However, more recent developments are noticeable.  When Islamabad declined to be part of 34-Islamic nations security coalition proposed by Riyadh, Saudi foreign minister al Jubair and Deputy Crown Prince and Defence Minister Mohammad bin Salman visited Pakistan at short interval.  By declining to commit troops in Yemen in April 2015, Pakistan caused ripples in her relations with the Kingdom.

Maybe Modi could cash on this opportunity. If, like in Abu Dhabi, Modi is able to make Saudis agree to a joint communiqué that condemns States using religion to sponsor terrorist activities at home and abroad, it would be a big step forward in commonality of thinking between India and Saudi Arabia in the context of countering international terror.

Position of Iran in the context of Indo-Saudi relations is different from the position of Pakistan. Iran, really, does not stand in the way of India and Saudi Arabia invigorating their mutual relationship, particularly in the realm of trade and commerce. India has good relations with Iran. She is well aware of the nature of relations between Iran and Saudi Arabia. In framing the nature or relationship, Saudis, like any other country, give priority to their national interests.

India is not a small country that Saudis would think of pressurizing her to downgrade her relations with Iran. India has vital strategic interest in a friendly Iran notwithstanding Iran meeting part of our hydrocarbon energy requirements.

India has vital strategic interest in restoration of peace in war-torn Afghanistan and Iran has a significant role in that process. Iran has provided a corridor to India via Chah Bahar sea port for conducting trade with Central Asian region.

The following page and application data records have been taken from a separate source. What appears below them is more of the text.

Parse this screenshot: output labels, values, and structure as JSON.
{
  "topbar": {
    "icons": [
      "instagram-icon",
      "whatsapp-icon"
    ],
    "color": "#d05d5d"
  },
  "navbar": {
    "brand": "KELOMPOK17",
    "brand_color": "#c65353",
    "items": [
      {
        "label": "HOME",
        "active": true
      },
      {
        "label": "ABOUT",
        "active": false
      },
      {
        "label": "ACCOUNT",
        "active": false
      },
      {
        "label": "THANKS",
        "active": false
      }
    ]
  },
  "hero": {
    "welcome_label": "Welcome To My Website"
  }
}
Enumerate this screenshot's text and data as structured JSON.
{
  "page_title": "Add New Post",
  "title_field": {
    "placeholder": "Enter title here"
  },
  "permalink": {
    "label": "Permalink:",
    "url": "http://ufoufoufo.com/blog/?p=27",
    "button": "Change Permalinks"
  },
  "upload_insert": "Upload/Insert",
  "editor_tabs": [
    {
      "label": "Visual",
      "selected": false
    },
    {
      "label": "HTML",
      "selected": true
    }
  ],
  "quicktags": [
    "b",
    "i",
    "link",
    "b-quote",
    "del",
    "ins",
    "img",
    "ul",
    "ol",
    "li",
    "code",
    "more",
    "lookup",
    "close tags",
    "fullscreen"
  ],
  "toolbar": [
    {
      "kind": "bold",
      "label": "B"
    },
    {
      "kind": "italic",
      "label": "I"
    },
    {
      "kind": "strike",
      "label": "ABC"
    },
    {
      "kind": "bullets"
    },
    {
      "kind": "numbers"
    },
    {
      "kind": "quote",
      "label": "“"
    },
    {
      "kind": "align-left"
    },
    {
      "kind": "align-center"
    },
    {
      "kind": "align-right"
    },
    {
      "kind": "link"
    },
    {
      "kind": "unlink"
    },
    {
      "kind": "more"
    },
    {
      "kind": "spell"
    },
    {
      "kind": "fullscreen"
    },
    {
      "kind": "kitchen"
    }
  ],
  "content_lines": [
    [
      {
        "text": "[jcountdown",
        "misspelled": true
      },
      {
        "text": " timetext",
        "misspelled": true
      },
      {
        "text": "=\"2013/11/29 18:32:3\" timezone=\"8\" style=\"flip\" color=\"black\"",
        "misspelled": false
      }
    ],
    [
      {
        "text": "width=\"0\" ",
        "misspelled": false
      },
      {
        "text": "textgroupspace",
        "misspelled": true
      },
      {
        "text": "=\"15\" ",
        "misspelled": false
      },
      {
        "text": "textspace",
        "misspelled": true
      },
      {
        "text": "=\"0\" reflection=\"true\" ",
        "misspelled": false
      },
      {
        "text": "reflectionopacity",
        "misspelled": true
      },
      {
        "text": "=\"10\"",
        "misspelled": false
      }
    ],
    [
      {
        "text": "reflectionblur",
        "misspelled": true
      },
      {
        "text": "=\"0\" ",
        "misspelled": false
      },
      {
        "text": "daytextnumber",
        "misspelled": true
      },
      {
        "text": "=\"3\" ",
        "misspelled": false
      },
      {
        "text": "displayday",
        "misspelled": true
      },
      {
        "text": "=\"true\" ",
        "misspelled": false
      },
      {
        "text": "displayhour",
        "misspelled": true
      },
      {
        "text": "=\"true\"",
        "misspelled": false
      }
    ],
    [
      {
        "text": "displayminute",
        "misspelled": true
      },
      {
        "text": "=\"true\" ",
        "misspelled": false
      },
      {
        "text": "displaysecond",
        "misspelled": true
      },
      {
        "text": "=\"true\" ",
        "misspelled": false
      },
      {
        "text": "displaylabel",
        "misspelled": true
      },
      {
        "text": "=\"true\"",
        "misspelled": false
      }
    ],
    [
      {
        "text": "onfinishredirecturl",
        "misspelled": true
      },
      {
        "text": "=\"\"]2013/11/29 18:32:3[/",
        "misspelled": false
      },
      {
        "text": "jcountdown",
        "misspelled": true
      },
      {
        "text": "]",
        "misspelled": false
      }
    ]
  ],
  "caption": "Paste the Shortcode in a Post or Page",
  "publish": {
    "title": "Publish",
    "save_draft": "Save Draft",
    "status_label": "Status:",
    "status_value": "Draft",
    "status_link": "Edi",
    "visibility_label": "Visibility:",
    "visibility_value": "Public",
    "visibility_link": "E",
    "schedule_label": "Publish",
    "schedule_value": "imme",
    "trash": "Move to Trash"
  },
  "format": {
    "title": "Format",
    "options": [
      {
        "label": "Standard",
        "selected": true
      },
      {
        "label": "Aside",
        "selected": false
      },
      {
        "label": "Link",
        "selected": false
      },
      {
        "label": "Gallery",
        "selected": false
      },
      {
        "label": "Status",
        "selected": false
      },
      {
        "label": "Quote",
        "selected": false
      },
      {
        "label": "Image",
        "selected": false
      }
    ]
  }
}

After sanctions were lifted from Iran in the aftermath of signing the nuclear treaty, Teheran announced massive investment to the tune of 7 billion dollars in India and India is a vital partner in the development of infrastructure in Iran.

In view of this ground reality, Riyadh will have no justification to think of pressurizing India for a shift in her Iran policy. And if she does, India will flatly refuse it. Modi is not the man to whom Saudis can sell blackmail.

This said India and Saudis have also common interest in other vital areas. Both are pitted against the onslaughts of jihadis directly or indirectly. The two countries have lately developed cooperation in sharing intelligence about terrorists and their activities. In June 2012, Saudis deported to India one Abu Jundal, a suspect terrorist linked to 26/11 Mumbai attack.

Lastly, but more importantly, the Islamic State has emerged as common enemy to both countries. Saudi monarchy is a major target of ISIS, and ISIS moles in India are alluring Indian Muslim youth to join the jihadis.

Modi’s impending visit to Saudi Arabia will essentially concentrate on two objectives. One is to find ways and means of strengthening joint anti- terrorism plans and programmes and the second is to open vistas of trade and commerce between the two countries with large space for private enterprise. Strengthening of Indo-Saudi relations will have impact on the future course of the Organization of Islamic Cooperation which comprises 53 Islamic States.

Written by Kashinath Pandit

(The writer is the former Director of the Centre of Central Asian Studies, Kashmir University)